South Sudan: Latest News
Kevin Mwanza, 4:58 am
Sudan President Omar al-Bashir agreed to cut the transit fee for South Sudan’s oil crossing its territory after the two countries opened their borders to each other for the first time on Tuesday. South Sudan took with it almost three quarters of the former Sudan’s oil fields with an estimated five billion barrels of proven reserves, but Sudan hiked transit fee of transporting the oil through it territory to the Red Sea port.
Dana Sanchez, 12:26 pm
The $12.2 billion sale is expected to be complete by mid-2016. It’s part of a trend for consolidation across the global hotel industry, and these global mergers are likely to impact African hospitality significantly. “This domination by the new merger company will lessen over time as other companies start to understand the appeal of the African market,” a stakeholder said. The combined company will have 10% of the total hotel supply in the world — not a monopoly.

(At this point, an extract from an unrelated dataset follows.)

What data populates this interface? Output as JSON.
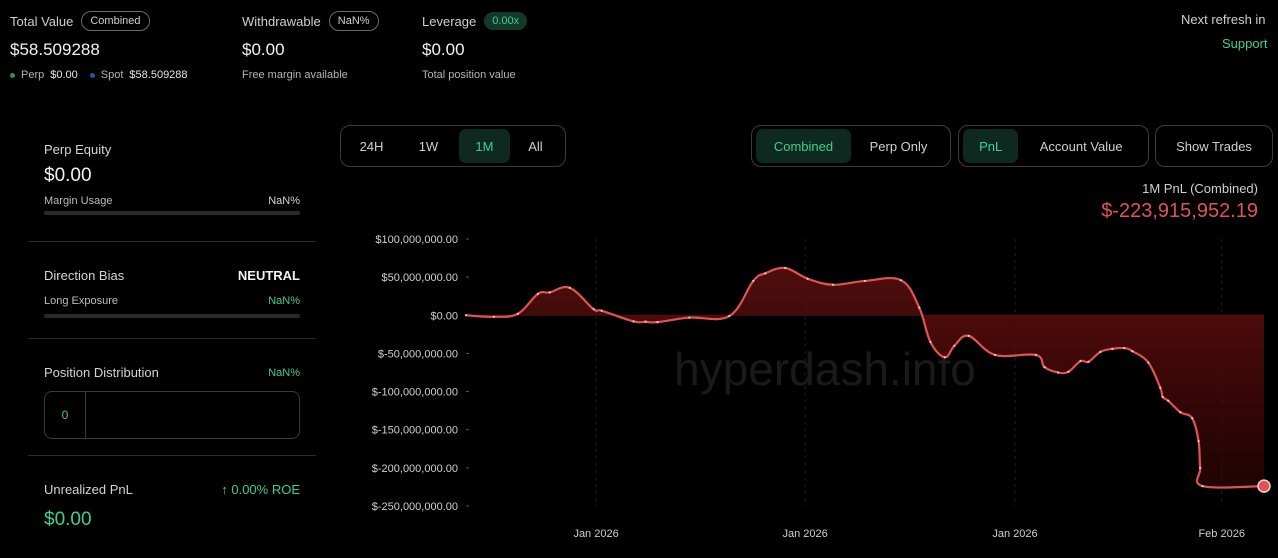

Staff, 1:34 am
Half of the 82-game 2015-16 NBA season has gone, and most of the nine Africa-born players look better than ever. And, as the race for the playoffs intensifies Festus Ezeli (Golden State), Gorgui Dieng (Minnesota), Bismack Biyombo (Toronto), Salah Mejri (Dallas), Luc Mbah a Moute (LA Clippers), Serge Ibaka (Oklahoma City Thunder), Emmanuel Mudiay (Denver), Walter Tavares (Atlanta) and Luol Dieng (Miami) continue to thrive one way or the other.
Keren Mikva, 8:23 am AFKI Original
Luol Deng is known for his incredible abilities on the court in the National Basketball Association (NBA), and the player from South Sudan makes Africans proud by representing the continent in the world’s top basketball platform as a Miami Heat player. In an effort to learn more about the basketball star, here are 8 things you didn’t know about Luol Deng.
Dana Sanchez, 9:28 pm
China became one of Nigeria’s top oil buyers, then cut oil imports by more than 50% in 2015. Oil contributes up to 90% of Nigeria’s export revenue. It could get very uncomfortable for Africa’s largest economy in 2016. To withstand global volatility, Africa must develop domestic capacity by increasing manufacturing and growing intra-African trade, World Bank said. These are 10 African countries that could be hit hardest by falling Chinese imports6.
Dana Sanchez, 6:40 pm
While its expansion to Africa is a welcome development, the U.S. company could face challenges due to the high cost of Internet mobile data and lack of quality broadband. Africans are already fans of most Netflix content. Netflix could oust Naspers-owned digital satellite TV service, whose users complain about its fees. However, Netflix isn’t cheap either. Still, the U.S.-based company has 65 million streaming customers worldwide.
Staff, 12:01 am
Ethiopia may emerge as an African powerhouse like South Africa and Nigeria and ahead of Kenya, its regional rival. But the Ethiopian government doesn’t let in retailers such as Shoprite or Nakumatt. “The service sector here is one of the most restrictive in the world,” says a frustrated foreign banker. The official reason for keeping Ethio Telecom a monopoly is that the government can pour its annual $820m profit into roads. If the government opened the airwaves to competition as Kenya has, it could probably sell franchises for $10 billion. Safaricom is Kenya’s biggest taxpayer.
Dana Sanchez, 6:08 pm AFKI Original
There are words, and then there is action. Several African business leaders said things in 2015 that were inspiring, or true, or moving. Fewer were able to put those words into action. Below are some African businesswomen who walked the walk and talked the talk. That makes them AFKInsider’s candidates for the most memorable quotes by African businesswomen in 2015.
Ann Brown, 11:26 am AFKI Original
Cell phone use is growing exponentially in Africa, but with electricity scarce, charging those phones is a challenge. Africa-born, U.S.-educated entrepreneur Henri Nyakarundi saw a business opportunity. He developed a franchise system that lets other entrepreneurs run his solar-powered mobile kiosks as their own businesses in Rwanda. Now he’s developing software for content providers.
Julia Austin, 7:00 am AFKI Original
Facebook has gone the distance to promote itself in Africa. How far? To infinity and beyond. Well, maybe that’s overstating it, but it works through satellites in space beaming the Internet down on sub-Sahara. To combat the issue of expensive data on mobile phones in Africa, Facebook is offering Internet.org, a system that gives mobile Facebook users free airtime, specifically while on the social media site. Here’s how badly Facebook wants to be in Africa.
- Real Estate